But that's not the interesting part. The more salient development is the reduction in the forecast to 2020. Forecasts beyond ten years are highly uncertain and more subject to massaging and 'interpretation'. Shorter term forecasts are more definite, and the forecasters are more accountable. As a consequence, the outlook for the short to medium term warrants greater attention. In the case of the EIA, the forecast changes most dramatically here.
For the remainder of the decade, even though China would be expected to hit its stride for increased oil demand, the EIA sees no year in which liquids production will increase by even 1%. Petroleum liquids supply increases by an average of 0.6% per year from 2011 to 2020. In other words, the EIA is expecting the oil supply to be essentially flat for the rest of the decade. The supply will creep up from 86 mbpd today to approximately 92 mbpd to 2020, but that is not much growth, and indeed, is about the same as current global liquids production capacity. Moreover, it represents a reduction of nearly 4 mbpd from last year's forecast for 2020. On paper, the output of China has disappeared over the course of the last year.
In its forecast, the EIA, normally the cheerleader for production growth, has become amongst the most pessimistic forecasters around. For example, its forecasts to 2020 are 2-3 mbpd lower than that of traditionally dour Total, the French oil major. And they are below our own forecasts at Douglas-Westwood through 2020. As we are normally considered to be in the peak oil camp, the EIA's forecast is nothing short of remarkable, and grim.
Is it right? In the last decade or so, the EIA's forecast has inevitably proved too rosy by a margin. While SEC-approved prospectuses still routinely cite the EIA, those who deal with oil forecasts on a daily basis have come to discount the EIA as simply unreliable and inappropriate as a basis for investments or decision-making.

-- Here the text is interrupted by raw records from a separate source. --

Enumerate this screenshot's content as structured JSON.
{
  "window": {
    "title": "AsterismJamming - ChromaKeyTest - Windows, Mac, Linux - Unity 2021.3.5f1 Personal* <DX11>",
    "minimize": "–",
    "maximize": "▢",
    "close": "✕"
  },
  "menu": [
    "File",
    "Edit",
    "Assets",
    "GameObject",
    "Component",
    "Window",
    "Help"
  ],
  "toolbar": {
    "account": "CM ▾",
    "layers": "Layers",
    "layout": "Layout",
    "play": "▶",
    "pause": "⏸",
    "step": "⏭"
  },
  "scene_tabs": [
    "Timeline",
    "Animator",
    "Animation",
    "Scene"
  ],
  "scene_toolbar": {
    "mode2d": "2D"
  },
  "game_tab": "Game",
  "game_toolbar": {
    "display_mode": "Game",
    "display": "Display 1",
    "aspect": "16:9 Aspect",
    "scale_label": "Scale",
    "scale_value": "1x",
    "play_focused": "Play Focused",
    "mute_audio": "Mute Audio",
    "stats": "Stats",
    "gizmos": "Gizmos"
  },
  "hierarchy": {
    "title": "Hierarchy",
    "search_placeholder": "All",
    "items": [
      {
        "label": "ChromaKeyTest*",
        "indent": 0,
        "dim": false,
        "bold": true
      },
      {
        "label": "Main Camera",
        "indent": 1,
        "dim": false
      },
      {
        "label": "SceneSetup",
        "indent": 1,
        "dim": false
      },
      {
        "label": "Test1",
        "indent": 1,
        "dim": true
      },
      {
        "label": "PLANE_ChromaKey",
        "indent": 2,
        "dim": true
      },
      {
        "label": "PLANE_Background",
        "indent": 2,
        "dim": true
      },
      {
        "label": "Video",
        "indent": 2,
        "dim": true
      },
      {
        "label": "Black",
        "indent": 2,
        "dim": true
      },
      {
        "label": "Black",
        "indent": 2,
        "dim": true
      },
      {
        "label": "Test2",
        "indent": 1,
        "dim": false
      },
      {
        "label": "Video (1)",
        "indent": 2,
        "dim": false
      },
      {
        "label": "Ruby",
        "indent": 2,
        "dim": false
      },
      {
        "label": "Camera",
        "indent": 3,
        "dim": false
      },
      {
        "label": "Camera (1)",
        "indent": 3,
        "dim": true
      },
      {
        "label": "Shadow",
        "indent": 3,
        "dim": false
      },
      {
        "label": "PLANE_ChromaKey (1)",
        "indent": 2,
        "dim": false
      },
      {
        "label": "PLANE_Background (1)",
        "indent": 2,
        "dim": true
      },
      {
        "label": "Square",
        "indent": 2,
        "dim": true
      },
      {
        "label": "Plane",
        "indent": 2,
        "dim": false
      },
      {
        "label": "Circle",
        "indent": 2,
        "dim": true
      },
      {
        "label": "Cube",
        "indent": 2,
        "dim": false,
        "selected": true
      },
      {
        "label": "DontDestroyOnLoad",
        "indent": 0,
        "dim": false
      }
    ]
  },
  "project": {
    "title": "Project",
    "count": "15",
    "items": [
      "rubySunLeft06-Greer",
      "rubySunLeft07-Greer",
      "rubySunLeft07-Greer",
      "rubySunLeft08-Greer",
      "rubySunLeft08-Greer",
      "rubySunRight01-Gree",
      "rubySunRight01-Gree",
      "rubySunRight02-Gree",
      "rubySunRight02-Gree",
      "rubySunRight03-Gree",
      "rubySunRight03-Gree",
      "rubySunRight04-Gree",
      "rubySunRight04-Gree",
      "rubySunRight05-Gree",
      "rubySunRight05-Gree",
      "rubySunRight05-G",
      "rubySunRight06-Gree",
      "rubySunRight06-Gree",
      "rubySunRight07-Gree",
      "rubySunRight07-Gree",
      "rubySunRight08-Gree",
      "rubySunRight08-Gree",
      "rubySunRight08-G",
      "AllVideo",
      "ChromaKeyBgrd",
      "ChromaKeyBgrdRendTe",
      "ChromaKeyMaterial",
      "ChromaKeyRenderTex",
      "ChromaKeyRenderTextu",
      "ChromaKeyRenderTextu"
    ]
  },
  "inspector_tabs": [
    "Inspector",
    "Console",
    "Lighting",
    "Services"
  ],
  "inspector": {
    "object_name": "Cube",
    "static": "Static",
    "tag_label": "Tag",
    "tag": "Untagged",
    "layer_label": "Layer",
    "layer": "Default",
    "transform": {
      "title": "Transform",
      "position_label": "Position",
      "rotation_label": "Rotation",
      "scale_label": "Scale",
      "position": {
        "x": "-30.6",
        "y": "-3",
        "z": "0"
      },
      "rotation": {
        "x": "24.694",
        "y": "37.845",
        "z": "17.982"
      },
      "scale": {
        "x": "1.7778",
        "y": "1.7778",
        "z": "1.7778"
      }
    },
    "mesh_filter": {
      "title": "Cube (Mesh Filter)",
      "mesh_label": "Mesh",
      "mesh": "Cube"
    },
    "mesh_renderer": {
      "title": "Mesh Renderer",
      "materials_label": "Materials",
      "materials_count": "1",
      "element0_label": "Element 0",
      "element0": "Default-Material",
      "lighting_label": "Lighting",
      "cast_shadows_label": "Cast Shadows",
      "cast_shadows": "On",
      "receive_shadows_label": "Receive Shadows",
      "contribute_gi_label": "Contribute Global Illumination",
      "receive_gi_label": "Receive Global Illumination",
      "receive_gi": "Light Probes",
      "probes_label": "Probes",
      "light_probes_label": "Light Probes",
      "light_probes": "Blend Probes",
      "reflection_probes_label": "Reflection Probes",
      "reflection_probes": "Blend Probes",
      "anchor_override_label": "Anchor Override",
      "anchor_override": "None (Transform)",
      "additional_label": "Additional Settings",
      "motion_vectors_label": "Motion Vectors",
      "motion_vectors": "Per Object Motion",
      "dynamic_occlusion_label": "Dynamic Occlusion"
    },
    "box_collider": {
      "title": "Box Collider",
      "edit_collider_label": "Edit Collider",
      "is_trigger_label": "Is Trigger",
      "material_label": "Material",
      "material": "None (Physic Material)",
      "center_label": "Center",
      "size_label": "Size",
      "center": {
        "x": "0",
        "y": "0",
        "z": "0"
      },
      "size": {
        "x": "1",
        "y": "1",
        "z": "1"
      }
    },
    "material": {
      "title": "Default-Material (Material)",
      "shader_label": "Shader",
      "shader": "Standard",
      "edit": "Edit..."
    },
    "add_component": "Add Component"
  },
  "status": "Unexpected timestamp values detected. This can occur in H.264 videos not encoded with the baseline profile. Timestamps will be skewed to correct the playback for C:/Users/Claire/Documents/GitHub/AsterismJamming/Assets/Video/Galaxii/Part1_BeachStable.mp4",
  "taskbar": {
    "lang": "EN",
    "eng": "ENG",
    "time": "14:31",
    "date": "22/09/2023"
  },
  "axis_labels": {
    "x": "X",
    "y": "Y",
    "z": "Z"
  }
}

But the EIA appears to have drawn a line in the sand with its new IEO and placed its fortunes firmly with the peak oil crowd. At least to 2020.
We'll see how it plays out. But for now, the EIA appears to be making a statement. Perhaps we should sit up and pay attention.